The biochemistry of asthma

Biochim Biophys Acta. 2011 Nov;1810(11):1017-24. doi: 10.1016/j.bbagen.2011.06.008. Epub 2011 Jun 22.


Background: Asthma is not one disease. Different patients have biochemically distinct phenotypes.

Scope of review: Biomarker analysis was developed to identify inflammation in the asthmatic airway. It has led to a renewed interest in biochemical abnormalities in the asthmatic airway. The biochemical determinants of asthma heterogeneity are many. Examples include decreased activity of superoxide dismutases; increased activity of eosinophil peroxidase, S-nitrosoglutathione reductase, and arginases; decreased airway pH; and increased levels of asymmetric dimethyl arginine.

Major conclusions: New discoveries suggest that biomarkers such as exhaled nitric oxide reflect complex airway biochemistry. This biochemistry can be informative and therapeutically relevant.

General significance: Improved understanding of airway biochemistry will lead to new tests to identify biochemically unique subpopulations of patients with asthma. It will also likely lead to new, targeted treatments for these specific asthma subpopulations. This article is part of a Special Issue entitled Biochemistry of Asthma.

Publication types

  • Research Support, N.I.H., Extramural
  • Review

MeSH terms
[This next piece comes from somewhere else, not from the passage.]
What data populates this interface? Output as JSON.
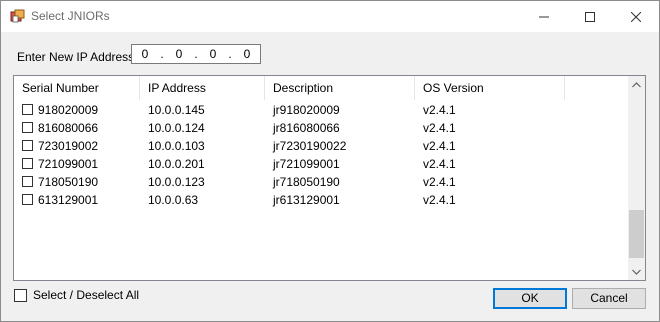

  • Aldehyde Oxidoreductases / metabolism
  • Animals
  • Arginase / metabolism
  • Arginine / analogs & derivatives
  • Arginine / blood
  • Asthma / etiology
  • Asthma / immunology
  • Asthma / metabolism*
  • Humans
  • Hydrogen-Ion Concentration
  • Nitrites / metabolism


  • Nitrites
  • N,N-dimethylarginine
  • Arginine
  • Aldehyde Oxidoreductases
  • formaldehyde dehydrogenase, glutathione-independent
  • Arginase